Economy, Domestic Economy

Sanitation, Conservation Key to Improve Access to Clean Water

Sanitation, Conservation Key to Improve Access to Clean Water
Sanitation, Conservation Key to Improve Access to Clean Water

Years of drought and the lack of proper sanitation methods and an integrated wastewater treatment system have constrained access to clean water across Iran. Officials have only recently started to look actively for a solution that could prevent a major environmental crisis.

Most of Iran’s population is connected to the main water system and therefore has access to a relatively high standard of drinking water. Although this in itself is impressive, it is “marred somewhat by the fact that an incredibly low number of people are connected to the sewer network,” a recent report by the Business Monitor International has said.

The lack of a proper sewer system has caused untreated waste water to pollute drinking water supplies. Although this is a possibly dangerous problem, it has been reduced significantly in recent years through government investment. Iran is currently trying to minimize the damage done by spreading drought while simultaneously investing in hydropower, desalination and major water pipeline projects.

 Water Supply and Consumption

As a result of years of drought, Iran has been forced to become over-reliant on its groundwater reserves without allowing them ample time to be naturally replenished. This overuse has drained the reserves and even permanently damaged the levels of underground reservoirs rendering many sources completely dry or unusable.

There are also certain regions where it has been predicted that the level of clean water will dramatically decline and be replaced with salty or polluted water if the remaining underground reservoirs continue to be excessively exploited. In turn, such polluted water could contaminate the remaining supplies. Where underground supplies have in the past helped Iran survive a year or two of drought, they have always been allowed to replenish naturally during the following years of higher rainfall.

In the current situation the drought seems endless and the temporary option of exploiting underground supplies will soon not be available anymore. Unfortunately, most of Iran’s underground water is also badly polluted because of lacking sanitation methods and illegally dumped agricultural waste. In some cases farmers use untreated waste as a free fertilizer for their crops.

Recent announcements that water prices are about to rise have caused dissatisfaction and even riots from an ever more cash-strapped population.The Energy Ministry has predicted that the annual volume of water available per capita would decline 25 percent over the next 20 years.

 Industries and Agriculture Water Consumption

Ninety-two percent of Iran’s water is used by the agricultural sector. On the other hand, industries use 6 percent and households only consume a tiny two percent of total consumption. Industrial water usage is relatively low as water is used efficiently and in many cases treated and re-used for various demands.

Leakages, low tariffs and inefficient irrigation mean that water productivity is poor. Worldwide, the average amount of dry agricultural product produced from each cubic meter of water is 2 .1kg, whereas in Iran the same amount of water produces only 0.5kg.

In order to preserve precious drinking water reserves, the MoE is encouraging the use of treated wastewater by industrial and agricultural consumers. Much investment has gone into water treatment plants as well as desalination. Making treated wastewater safe for industrial and agricultural use will positively affect drinking water reserves.

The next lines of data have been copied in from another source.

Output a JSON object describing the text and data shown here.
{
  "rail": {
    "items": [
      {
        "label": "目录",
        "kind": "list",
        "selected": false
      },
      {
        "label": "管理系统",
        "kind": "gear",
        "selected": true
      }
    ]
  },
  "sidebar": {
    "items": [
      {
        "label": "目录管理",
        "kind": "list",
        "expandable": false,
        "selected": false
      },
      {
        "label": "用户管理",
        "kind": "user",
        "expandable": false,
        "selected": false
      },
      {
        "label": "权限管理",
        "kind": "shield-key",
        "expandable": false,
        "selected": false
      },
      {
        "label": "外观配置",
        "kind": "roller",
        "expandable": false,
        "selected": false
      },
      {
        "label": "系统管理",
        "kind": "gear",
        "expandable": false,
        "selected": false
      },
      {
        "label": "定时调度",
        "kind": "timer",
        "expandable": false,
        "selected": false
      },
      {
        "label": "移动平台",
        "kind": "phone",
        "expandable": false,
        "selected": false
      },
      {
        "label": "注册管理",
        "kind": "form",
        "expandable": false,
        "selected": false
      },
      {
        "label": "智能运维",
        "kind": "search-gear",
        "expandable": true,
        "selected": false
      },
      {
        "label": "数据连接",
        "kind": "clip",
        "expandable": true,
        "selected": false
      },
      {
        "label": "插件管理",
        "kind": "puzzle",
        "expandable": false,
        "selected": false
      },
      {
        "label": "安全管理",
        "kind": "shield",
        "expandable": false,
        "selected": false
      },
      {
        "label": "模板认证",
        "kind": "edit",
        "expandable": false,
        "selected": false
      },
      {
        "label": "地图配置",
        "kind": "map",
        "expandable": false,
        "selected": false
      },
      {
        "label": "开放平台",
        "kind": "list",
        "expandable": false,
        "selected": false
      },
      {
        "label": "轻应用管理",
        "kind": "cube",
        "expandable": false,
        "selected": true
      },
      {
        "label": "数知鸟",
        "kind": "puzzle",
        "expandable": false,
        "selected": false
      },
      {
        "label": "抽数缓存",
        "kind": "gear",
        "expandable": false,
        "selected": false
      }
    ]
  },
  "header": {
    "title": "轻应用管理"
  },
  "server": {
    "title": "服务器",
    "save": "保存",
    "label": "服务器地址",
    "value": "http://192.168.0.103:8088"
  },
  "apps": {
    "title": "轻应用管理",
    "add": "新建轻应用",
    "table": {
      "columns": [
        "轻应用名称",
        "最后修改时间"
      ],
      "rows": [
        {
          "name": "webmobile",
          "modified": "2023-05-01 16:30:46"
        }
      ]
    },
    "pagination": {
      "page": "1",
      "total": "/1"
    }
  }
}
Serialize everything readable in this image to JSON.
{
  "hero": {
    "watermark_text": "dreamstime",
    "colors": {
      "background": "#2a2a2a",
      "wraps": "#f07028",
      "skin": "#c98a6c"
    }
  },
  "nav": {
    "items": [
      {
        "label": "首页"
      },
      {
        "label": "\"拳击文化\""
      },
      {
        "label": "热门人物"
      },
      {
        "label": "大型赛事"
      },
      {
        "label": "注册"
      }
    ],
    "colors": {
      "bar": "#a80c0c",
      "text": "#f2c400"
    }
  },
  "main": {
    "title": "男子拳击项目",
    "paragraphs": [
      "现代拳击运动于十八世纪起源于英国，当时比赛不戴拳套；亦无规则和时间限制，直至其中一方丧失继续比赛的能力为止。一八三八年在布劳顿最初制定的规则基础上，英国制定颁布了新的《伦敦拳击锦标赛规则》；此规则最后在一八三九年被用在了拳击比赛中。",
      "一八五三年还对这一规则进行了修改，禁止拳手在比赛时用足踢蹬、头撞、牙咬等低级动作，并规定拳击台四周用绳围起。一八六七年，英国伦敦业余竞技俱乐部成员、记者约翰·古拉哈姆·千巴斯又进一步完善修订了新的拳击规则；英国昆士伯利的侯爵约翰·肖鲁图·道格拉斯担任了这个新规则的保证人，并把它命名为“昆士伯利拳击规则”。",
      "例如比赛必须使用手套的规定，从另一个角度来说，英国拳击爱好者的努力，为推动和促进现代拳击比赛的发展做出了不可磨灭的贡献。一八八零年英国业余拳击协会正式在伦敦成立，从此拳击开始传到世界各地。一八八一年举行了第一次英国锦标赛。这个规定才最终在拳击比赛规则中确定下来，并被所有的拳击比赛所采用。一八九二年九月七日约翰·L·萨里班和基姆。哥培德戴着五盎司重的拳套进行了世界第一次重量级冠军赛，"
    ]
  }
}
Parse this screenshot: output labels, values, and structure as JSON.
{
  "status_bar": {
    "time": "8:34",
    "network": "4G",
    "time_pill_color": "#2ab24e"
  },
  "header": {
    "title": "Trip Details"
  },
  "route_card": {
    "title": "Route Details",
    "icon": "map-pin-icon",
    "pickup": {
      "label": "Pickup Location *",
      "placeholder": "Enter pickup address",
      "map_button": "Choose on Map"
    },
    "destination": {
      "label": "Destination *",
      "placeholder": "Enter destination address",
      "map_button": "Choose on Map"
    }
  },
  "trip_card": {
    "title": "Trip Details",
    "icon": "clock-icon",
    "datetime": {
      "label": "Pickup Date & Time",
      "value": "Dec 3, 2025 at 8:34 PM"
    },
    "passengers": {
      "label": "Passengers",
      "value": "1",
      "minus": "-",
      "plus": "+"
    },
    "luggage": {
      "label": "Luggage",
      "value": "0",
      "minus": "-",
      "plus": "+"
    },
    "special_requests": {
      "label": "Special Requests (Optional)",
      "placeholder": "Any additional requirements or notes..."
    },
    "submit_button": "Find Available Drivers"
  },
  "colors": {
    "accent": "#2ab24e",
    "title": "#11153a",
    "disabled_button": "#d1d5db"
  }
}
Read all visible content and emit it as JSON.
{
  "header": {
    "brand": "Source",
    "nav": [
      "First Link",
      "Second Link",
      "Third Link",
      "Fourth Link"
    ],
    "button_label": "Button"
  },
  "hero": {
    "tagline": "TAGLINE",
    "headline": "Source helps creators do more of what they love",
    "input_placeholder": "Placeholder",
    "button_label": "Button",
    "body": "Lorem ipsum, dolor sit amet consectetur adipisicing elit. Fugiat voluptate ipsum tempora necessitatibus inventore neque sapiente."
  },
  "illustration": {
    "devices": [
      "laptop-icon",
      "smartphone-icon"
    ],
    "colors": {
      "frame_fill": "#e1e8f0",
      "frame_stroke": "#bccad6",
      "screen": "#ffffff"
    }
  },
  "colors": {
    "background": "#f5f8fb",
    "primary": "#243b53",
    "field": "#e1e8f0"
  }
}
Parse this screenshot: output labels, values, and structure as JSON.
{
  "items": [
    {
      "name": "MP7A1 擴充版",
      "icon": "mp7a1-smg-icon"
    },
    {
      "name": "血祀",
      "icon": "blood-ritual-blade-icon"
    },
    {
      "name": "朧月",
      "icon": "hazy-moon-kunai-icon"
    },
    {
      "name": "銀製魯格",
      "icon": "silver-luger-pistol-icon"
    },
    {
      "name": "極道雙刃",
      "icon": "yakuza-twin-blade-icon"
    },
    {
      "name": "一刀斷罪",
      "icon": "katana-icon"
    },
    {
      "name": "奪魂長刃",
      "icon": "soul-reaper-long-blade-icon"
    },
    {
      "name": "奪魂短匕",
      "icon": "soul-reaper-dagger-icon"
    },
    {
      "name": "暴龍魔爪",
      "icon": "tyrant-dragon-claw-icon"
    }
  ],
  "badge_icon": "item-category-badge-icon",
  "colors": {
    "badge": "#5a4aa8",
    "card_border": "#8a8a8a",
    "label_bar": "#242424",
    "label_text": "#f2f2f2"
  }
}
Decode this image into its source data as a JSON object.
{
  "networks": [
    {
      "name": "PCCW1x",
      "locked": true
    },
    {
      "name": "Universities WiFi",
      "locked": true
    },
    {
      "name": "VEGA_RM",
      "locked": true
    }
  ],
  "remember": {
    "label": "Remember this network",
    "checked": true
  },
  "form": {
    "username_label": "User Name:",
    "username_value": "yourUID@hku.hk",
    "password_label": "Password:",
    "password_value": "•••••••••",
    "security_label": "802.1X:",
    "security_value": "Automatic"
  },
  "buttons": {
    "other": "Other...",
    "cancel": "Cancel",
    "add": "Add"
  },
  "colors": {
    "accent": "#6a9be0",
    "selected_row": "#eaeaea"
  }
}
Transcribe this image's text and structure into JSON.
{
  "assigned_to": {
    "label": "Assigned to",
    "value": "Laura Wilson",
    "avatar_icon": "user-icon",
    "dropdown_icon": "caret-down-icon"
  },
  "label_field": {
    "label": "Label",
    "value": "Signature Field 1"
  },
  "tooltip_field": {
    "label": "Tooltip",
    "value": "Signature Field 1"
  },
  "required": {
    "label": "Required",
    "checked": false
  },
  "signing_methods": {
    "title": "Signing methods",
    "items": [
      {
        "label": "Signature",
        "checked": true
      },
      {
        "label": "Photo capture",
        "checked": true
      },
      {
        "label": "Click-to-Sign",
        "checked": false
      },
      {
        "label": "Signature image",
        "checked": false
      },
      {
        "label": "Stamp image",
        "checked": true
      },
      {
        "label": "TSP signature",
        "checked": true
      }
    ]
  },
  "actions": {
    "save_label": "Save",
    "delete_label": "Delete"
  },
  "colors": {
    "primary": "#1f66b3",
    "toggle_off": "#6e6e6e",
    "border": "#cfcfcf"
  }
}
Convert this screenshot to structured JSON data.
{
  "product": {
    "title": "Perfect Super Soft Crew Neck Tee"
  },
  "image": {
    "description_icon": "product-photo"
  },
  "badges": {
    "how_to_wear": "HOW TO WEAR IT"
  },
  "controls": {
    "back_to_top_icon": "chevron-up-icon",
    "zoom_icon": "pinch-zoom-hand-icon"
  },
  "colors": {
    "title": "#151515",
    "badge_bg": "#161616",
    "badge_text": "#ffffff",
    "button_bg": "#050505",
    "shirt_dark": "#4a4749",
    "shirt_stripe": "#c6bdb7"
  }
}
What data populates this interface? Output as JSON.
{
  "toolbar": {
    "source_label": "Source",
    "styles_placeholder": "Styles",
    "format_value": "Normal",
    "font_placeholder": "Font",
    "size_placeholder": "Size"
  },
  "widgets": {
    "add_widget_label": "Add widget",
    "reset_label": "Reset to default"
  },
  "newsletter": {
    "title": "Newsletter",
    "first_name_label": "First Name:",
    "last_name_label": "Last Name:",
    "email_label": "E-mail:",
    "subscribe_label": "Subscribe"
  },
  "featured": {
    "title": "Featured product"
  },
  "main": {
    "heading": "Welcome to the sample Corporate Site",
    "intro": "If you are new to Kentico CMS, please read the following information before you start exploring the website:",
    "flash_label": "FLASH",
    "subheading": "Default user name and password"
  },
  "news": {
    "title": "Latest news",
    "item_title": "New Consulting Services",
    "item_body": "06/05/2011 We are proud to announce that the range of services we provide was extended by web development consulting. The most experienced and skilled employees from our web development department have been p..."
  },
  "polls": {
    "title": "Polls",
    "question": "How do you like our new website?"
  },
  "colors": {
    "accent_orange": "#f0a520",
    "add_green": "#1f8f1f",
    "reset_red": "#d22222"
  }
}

 Treatment and Sanitation

According to the BMI report, 96 percent of Iran’s population has access to improved drinking water but less than 40 percent is served by efficient or effective wastewater plants. As a result, a large amount of untreated waste is discharged into rivers and drains. Although urban areas are better supported than rural ones, there still exist a surprising number of major cities without basic sewage systems. The health ministry cannot realistically enforce strict rules on water quality when this percentage of the country has no access to sanitation. However, this situation is expected to improve as the sewage network continues to expand.

To combat increasing water shortages, the MoE has been urged by the Expediency Discernment Council to encourage the treatment and reuse of wastewater while imposing stricter strategic guidelines on how all types of water are used.

There are currently millions of people discharging their domestic waste into rivers and drains.  The government is attempting to address this problem with the construction of wastewater treatment plants and by expanding sewage networks. Agricultural and industrial wastewater is also often discharged untreated. However, the government is looking into regulating this more stringently. There is also a hope that as more wastewater is treated and reused, less fresh water needs to be allocated to industries.